## WORK TASK
In the data below, find each line that contains the word "action" and copy it.

Top of DATA EXTRACTS

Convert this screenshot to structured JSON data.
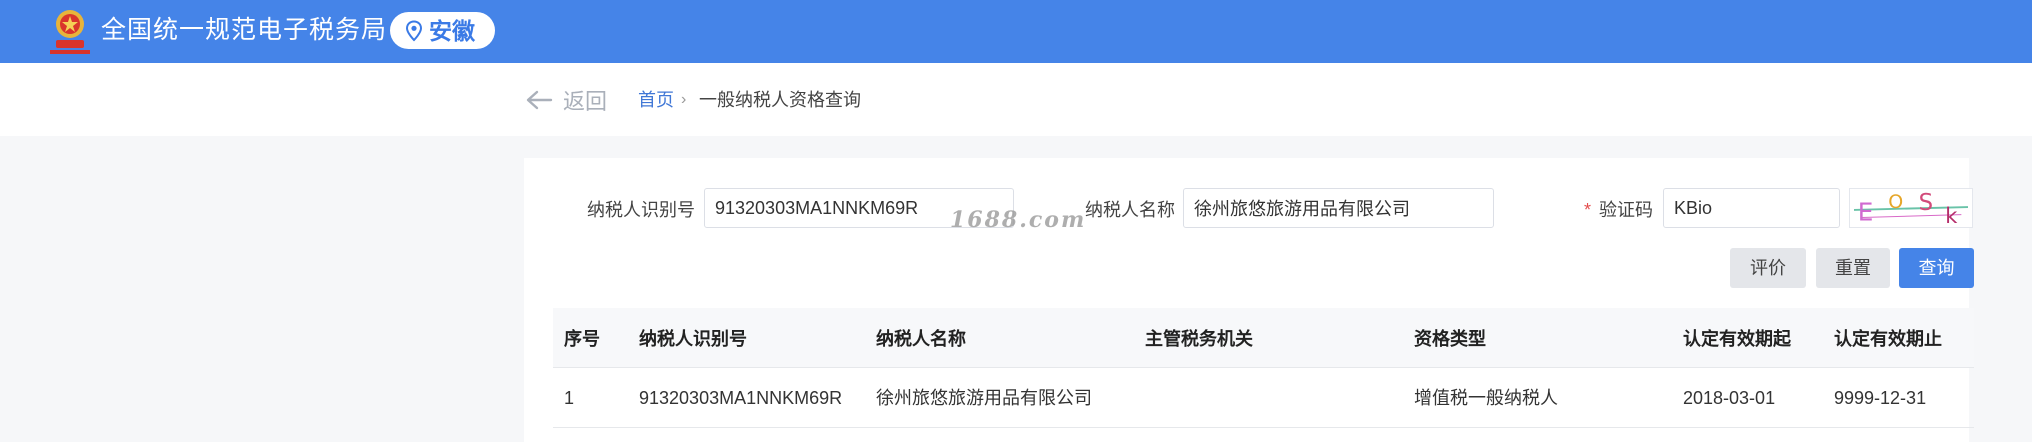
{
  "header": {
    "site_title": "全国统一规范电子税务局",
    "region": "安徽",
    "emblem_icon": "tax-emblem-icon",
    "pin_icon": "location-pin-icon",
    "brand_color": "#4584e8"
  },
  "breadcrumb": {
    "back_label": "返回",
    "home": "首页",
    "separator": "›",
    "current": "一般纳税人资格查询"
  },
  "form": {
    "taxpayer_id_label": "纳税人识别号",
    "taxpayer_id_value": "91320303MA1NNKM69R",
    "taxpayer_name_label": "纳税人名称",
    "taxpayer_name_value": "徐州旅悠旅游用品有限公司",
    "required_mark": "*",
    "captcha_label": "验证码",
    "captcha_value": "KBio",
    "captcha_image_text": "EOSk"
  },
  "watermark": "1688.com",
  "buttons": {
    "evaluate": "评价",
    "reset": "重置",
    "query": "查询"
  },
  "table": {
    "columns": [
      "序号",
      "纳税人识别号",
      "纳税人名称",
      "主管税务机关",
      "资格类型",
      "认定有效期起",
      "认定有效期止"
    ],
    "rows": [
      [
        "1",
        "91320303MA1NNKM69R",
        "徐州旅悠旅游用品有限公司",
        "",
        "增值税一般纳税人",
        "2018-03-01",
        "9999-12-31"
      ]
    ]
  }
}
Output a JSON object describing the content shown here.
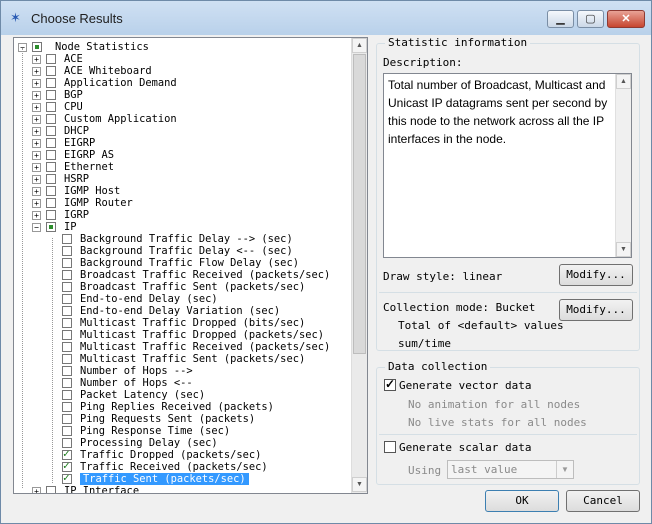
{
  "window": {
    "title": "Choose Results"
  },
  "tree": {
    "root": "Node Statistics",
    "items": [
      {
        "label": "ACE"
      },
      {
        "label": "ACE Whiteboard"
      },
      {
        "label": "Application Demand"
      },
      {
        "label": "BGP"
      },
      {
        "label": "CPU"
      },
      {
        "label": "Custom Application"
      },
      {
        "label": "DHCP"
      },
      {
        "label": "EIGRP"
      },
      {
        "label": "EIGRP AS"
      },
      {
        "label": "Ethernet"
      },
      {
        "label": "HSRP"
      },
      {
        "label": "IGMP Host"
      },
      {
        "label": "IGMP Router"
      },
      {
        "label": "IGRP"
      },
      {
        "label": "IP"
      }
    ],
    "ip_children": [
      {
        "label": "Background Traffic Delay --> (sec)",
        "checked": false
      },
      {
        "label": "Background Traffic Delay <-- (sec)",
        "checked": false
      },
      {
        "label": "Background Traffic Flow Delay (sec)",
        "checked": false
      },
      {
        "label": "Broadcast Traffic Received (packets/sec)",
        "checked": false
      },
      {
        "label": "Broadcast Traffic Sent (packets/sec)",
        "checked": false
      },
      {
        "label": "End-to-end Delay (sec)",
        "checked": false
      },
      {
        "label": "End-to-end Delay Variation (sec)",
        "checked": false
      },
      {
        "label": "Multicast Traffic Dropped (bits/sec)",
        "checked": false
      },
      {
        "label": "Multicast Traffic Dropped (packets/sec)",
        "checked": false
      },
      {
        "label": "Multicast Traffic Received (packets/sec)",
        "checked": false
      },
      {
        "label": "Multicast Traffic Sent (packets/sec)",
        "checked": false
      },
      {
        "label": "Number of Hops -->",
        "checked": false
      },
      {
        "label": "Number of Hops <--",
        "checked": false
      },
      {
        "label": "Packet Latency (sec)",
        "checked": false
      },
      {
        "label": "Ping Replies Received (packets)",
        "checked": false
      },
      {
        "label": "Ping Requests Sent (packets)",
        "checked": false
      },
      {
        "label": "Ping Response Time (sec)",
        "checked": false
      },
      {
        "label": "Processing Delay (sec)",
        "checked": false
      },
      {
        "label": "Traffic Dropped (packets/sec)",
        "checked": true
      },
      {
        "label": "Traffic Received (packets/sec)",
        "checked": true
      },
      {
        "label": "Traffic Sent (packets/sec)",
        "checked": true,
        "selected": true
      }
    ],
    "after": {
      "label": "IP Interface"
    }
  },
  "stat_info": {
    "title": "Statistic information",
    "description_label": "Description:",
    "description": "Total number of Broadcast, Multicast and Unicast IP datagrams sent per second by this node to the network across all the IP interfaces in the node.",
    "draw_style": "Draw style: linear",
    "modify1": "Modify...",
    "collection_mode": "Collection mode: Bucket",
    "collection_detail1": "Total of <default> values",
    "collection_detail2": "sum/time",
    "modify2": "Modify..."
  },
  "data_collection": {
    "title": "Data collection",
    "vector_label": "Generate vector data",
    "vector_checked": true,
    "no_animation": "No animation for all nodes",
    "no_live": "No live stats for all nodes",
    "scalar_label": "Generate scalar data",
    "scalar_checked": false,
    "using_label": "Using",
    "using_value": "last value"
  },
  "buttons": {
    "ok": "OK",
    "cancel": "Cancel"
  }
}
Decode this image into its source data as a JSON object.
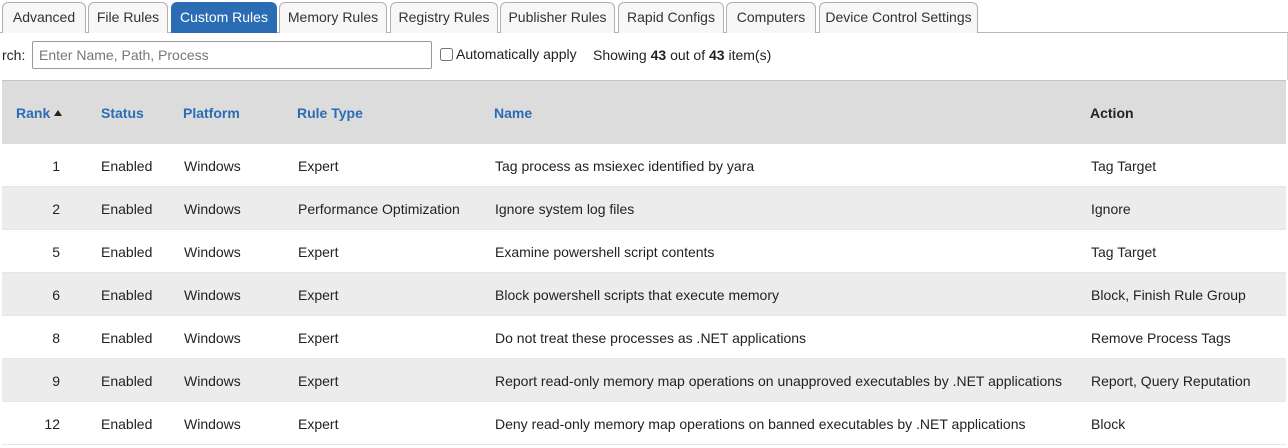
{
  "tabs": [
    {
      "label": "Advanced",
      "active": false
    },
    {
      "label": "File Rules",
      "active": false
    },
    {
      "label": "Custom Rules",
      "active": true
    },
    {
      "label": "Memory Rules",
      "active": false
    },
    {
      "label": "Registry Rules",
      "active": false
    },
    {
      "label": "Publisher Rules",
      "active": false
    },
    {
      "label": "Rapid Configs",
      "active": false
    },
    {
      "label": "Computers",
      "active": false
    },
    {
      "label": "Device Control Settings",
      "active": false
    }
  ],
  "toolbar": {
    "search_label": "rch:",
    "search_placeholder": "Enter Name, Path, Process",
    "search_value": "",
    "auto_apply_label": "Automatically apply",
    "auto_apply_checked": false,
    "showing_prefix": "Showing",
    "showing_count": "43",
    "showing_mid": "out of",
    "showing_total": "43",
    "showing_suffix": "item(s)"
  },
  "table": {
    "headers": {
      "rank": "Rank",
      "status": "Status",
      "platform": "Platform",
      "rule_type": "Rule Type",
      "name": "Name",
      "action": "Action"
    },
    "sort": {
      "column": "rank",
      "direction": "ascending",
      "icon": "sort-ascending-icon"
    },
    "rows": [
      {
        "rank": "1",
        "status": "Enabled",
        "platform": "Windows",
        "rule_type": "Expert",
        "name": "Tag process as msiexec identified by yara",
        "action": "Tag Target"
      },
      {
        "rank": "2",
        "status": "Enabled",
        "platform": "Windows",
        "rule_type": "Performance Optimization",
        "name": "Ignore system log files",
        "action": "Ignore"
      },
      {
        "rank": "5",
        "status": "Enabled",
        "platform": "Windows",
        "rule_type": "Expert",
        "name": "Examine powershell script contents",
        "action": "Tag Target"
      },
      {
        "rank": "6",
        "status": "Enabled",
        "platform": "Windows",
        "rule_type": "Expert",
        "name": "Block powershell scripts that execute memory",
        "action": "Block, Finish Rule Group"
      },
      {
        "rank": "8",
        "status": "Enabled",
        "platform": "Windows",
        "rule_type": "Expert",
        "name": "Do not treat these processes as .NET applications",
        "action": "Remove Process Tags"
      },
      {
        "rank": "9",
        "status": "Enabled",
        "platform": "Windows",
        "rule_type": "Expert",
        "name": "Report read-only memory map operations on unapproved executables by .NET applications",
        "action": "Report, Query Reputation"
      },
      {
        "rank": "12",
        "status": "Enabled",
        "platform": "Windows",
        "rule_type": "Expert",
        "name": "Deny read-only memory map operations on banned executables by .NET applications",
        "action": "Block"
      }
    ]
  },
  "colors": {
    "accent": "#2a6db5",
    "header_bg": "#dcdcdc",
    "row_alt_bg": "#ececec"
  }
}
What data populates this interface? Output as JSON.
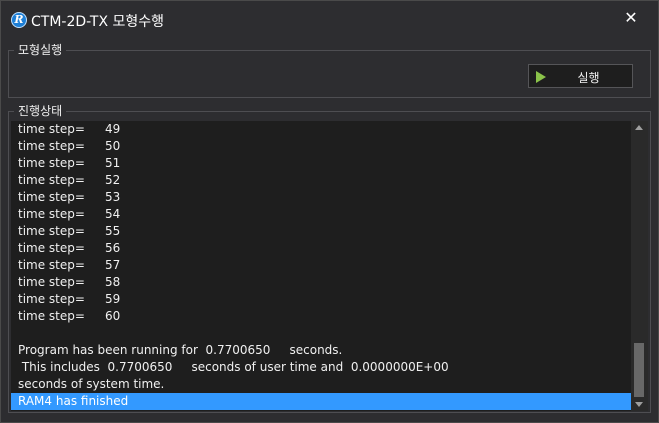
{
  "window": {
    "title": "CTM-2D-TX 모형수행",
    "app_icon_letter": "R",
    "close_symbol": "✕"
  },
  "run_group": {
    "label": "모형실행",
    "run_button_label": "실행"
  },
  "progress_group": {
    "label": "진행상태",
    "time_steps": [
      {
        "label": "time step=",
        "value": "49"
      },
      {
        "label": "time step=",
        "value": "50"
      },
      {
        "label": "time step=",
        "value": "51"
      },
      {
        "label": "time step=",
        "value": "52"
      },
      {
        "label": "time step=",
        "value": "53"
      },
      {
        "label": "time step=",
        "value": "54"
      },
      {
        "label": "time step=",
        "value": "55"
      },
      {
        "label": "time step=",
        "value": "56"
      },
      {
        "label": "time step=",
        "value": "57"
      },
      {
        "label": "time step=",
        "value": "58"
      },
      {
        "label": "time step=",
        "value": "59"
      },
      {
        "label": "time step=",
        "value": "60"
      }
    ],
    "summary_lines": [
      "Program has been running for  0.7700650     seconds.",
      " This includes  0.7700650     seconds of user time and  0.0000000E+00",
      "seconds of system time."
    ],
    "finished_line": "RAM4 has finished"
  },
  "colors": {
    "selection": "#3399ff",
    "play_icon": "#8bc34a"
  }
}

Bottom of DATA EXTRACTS

## EXPECTED ANSWER
      "action": "Action"
        "action": "Tag Target"
        "action": "Ignore"
        "action": "Tag Target"
        "action": "Block, Finish Rule Group"
        "action": "Remove Process Tags"
        "action": "Report, Query Reputation"
        "action": "Block"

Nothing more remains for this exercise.